- Storage Array Type Plug-in (SATP)
- Path Selection Plugin (PSP)
- Third-Party Plug-ins
- Multipathing Plugins (MPPs)
- Anatomy of PSA Components
- I/O Flow Through PSA and NMP
- Listing Multipath Details
- Claim Rules
- MP Claim Rules
- Plug-in Registration
- SATP Claim Rules
- Modifying PSA Plug-in Configurations Using the UI
- Modifying PSA Plug-ins Using the CLI
Anatomy of PSA Components
Figure 5.8 is a block diagram showing the components of PSA framework.
Figure 5.8. NMP components of PSA framework
Now that we covered the individual components of PSA framework, let’s put its pieces together. Figure 5.8 shows the NMP component of the PSA framework. NMP provides facilities for configuration, general device management, array-specific management, and path selection policies.
The configuration of NMP-related components can be done via ESXCLI or the user interface (UI) provided by vSphere Client. Read more on this topic in the “Modifying PSA Plug-in Configurations Using the UI” section later in this chapter.
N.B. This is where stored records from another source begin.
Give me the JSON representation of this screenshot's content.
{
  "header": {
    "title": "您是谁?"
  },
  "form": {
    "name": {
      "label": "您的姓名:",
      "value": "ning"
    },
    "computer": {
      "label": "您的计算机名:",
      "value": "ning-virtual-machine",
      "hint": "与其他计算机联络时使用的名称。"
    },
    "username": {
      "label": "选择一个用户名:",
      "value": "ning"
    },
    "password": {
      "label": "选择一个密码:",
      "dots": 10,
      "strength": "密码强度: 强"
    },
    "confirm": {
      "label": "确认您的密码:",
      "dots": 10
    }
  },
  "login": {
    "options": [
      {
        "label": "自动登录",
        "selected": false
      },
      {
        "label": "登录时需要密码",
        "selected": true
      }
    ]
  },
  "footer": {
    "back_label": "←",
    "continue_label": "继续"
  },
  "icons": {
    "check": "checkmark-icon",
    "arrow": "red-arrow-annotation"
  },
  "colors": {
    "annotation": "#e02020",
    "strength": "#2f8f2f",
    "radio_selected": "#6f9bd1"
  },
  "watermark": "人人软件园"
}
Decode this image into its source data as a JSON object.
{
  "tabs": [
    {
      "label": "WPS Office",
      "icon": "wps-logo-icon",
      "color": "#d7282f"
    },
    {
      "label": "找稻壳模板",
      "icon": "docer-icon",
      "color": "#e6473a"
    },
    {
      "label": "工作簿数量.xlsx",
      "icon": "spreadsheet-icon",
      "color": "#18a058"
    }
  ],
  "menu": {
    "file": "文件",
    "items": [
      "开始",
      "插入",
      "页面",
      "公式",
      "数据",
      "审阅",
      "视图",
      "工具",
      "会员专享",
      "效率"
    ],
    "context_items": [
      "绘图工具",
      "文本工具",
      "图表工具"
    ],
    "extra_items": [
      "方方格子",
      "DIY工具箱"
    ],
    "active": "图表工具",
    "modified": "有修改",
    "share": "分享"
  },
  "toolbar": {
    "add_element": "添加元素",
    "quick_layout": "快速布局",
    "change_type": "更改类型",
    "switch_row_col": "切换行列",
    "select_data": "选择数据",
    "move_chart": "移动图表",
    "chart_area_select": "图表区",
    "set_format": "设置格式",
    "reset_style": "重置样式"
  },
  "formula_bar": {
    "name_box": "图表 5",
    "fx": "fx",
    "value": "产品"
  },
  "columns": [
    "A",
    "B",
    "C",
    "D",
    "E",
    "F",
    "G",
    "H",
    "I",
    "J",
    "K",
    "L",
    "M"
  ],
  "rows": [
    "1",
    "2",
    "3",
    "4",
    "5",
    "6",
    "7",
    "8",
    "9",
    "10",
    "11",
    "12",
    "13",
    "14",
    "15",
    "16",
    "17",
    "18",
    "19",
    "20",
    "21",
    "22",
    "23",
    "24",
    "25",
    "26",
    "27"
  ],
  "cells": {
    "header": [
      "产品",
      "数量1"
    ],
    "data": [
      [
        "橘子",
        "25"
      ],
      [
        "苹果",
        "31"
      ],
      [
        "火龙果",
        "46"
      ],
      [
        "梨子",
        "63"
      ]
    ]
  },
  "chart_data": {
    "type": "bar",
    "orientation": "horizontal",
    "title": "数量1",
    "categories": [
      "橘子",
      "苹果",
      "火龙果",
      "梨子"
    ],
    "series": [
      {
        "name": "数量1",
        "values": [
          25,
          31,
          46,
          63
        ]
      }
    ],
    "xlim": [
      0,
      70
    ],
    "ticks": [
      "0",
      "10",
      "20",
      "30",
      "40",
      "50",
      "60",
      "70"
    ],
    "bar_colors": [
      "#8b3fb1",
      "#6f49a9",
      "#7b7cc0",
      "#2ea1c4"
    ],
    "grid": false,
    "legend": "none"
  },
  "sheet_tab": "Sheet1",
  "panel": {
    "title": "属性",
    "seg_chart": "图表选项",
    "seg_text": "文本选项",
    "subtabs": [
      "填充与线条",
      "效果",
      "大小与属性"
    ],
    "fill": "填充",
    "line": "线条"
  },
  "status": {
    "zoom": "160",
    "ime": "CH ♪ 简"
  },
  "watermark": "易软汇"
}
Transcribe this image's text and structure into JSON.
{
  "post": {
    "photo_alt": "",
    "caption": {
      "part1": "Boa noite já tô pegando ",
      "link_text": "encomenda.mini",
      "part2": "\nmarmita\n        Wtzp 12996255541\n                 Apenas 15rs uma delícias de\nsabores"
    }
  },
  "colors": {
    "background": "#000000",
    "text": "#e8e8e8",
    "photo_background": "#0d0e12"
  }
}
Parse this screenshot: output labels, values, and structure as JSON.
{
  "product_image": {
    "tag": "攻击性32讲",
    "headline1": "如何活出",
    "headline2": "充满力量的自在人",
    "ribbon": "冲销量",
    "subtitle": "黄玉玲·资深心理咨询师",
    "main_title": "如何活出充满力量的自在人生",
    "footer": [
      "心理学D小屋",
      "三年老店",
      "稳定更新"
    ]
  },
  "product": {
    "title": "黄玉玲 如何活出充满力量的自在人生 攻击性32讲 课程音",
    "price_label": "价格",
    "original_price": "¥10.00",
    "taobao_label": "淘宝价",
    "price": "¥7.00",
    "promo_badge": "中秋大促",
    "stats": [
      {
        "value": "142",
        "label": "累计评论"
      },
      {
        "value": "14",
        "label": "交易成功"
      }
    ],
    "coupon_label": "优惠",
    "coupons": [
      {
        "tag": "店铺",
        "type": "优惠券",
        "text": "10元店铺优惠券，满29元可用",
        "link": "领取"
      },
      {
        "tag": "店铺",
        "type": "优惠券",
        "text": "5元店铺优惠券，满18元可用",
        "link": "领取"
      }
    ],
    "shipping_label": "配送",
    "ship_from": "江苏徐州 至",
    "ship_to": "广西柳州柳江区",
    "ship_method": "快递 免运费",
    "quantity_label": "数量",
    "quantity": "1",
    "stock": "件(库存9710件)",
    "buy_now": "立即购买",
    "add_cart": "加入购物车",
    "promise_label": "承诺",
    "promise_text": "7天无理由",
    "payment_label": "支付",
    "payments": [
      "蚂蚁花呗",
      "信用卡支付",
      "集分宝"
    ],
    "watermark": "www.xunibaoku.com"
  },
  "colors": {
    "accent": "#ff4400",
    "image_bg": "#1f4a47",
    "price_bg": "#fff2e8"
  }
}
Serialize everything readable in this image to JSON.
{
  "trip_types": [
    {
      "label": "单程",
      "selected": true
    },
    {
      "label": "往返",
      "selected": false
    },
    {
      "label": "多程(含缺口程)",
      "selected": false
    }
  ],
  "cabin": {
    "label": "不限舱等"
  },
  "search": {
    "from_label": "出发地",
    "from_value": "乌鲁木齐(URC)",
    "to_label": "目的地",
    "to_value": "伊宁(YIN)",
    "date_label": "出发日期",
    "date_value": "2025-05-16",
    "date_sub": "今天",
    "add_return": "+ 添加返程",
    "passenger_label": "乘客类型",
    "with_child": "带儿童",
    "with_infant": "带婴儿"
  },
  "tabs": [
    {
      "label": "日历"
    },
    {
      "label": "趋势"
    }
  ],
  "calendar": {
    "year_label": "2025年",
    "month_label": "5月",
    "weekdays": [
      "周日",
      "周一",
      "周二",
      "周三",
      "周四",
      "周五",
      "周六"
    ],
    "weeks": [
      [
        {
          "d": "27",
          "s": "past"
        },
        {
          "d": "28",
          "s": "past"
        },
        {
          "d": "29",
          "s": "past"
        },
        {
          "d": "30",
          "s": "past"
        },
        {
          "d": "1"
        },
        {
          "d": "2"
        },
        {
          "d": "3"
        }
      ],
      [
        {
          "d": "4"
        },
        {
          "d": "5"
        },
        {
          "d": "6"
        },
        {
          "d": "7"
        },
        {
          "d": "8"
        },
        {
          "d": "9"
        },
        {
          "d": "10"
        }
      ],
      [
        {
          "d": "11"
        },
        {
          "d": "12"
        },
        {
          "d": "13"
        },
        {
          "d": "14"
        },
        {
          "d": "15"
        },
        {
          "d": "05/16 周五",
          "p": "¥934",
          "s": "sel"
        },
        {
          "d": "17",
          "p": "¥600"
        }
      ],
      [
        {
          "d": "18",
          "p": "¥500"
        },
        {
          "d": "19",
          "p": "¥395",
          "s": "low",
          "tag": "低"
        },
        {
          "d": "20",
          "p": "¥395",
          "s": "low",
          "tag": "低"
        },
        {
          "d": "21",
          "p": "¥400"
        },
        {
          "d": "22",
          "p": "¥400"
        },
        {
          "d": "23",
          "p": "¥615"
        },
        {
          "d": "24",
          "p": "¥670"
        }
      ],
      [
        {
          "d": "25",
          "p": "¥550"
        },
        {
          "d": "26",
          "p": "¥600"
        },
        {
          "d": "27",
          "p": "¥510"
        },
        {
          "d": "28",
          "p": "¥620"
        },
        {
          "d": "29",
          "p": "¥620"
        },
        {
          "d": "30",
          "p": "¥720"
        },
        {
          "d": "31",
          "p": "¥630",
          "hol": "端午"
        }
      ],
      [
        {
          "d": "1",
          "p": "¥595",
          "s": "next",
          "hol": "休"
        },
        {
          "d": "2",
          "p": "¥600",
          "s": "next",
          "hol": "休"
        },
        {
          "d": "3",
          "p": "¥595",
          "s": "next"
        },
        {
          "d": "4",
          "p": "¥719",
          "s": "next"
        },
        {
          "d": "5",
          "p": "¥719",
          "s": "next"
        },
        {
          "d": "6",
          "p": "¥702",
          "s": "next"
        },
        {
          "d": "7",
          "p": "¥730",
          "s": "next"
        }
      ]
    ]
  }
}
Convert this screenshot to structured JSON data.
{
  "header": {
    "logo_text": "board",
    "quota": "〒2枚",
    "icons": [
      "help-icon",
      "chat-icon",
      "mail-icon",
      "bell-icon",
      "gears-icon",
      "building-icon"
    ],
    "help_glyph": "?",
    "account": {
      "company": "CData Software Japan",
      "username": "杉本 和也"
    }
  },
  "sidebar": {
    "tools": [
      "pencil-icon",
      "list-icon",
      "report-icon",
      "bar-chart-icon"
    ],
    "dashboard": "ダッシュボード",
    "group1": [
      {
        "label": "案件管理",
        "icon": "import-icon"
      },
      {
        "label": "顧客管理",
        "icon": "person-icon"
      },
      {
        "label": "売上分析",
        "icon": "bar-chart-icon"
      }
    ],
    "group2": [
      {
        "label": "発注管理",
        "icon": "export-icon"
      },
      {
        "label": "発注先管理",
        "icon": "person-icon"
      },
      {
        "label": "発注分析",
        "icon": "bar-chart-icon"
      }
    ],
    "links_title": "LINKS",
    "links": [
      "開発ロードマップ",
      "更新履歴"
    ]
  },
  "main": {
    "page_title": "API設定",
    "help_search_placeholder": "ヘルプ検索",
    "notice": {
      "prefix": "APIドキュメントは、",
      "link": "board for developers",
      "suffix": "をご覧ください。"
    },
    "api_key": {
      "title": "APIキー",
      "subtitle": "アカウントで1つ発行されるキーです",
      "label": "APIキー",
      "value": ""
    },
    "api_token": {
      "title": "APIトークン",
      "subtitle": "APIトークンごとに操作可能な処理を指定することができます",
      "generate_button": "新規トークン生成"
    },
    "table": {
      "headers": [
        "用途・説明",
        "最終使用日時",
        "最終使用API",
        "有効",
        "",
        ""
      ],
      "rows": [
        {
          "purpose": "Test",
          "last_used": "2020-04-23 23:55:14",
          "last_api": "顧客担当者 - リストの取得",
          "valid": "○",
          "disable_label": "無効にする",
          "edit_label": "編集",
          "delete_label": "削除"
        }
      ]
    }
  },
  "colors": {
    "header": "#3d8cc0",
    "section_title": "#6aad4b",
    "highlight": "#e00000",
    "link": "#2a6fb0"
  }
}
Multipathing and failover policy is set by NMP with the aid of PSPs. For details on how to configure the PSP for a given array, see the “Modifying PSA Plug-in Configurations Using the UI” section later in this chapter.
Arrray-specific functions are handled by NMP via the following functions:
- Identification—This is done by interpreting the response data to various inquiry commands (Standard Inquiry and Vital Product Data (VPD) received from the array/storage. This provides details of device identification which include the following:
- LUN number
- Device ID—for example, NAA ID, serial number
- Supported mode pages—for example, page 80 or 83
I cover more detail and examples of inquiry strings in Chapter 7, “Multipathing and Failover” in, the “LUN Discovery and Path Enumeration” section.
- Error Codes—NMP interprets error codes received from the storage arrays with help from the corresponding SATPs and acts upon these errors. For example, an SATP can identify a path as dead.
- Failover—After NMP interprets the error codes, it reacts in response to them. Continuing with the example, after a path is identified as dead, NMP instructs the relevant SATP to activate standby paths and then instructs the relevant PSP to issue the I/O on one of the activated paths. In this example, there are no active paths remaining, which results in activating standby paths (which is the case for Active/Passive arrays).